At lunch time, Brazilians prefer what is locally known as “buffets by the kilo,” where, as the name implies, clients can choose from an ample buffet and pay for their dish by weight.
Desserts often feature Brazil’s variety of tropical fruits, from maracuya (passion fruit) to mango, guayaba, papaya, sugarcane, coconut and pineapple, often whipped into a mousse.
A popular baked dessert is “quindim,” a Portuguese-influenced custard made with sugar, egg yolks and coconut.
For a bite on the go, Rio’s tourism districts, especially the downtown area, and Copacabana and Ipanema beaches, are teeming with food stands and food carts.
Try the buttered corn on the cob, tapioca crepes filled with sweet or savory fillings, like chocolate, banana or coconut, and cheese or ground beef, and churros (sugar-sprinkled fried dough sticks) filled with chocolate syrup or milk caramel.
“Botecos” are typical bars that serve food, such as “bolinhos de bacalhau,” (cod croquettes) another Portuguese-inspired dish, and meat- or shrimp-filled turnovers called “pastes.”
Fans of fish and seafood should try “casquinha de siri” made with crab meat served in its own shell. “Coxinhas” are chicken croquettes and “linguica encebollada” is a type of sausage that’s sliced, fried and served with cooked onions.

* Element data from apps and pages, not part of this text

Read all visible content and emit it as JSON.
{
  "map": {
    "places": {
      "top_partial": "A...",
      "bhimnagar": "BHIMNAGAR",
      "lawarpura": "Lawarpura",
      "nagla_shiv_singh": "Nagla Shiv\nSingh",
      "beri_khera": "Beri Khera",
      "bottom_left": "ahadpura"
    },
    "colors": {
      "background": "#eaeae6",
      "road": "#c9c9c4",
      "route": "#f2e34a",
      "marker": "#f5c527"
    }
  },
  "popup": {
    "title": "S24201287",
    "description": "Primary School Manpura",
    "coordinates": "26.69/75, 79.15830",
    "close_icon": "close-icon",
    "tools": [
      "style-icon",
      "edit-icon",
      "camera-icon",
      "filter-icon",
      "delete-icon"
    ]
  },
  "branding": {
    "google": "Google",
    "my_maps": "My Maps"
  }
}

Brazilians drink a lot of beer, mainly because the local variety is only mildly alcoholic and the high temperatures make it a popular alternative.
However, the country’s national drink is the caipirinha, a cocktail made of cachaca (firewater made of sugarcane), lime and sugar. That’s the traditional recipe, though bars also offer newfangled versions made with strawberries, grapes or tropical fruits.
For a non-alcoholic thirst quencher, try coconut water or any of numerous fruit juices, sold at stands everywhere. And to top off a meal, order a “cafezinho,” a strong-tasting cup of coffee.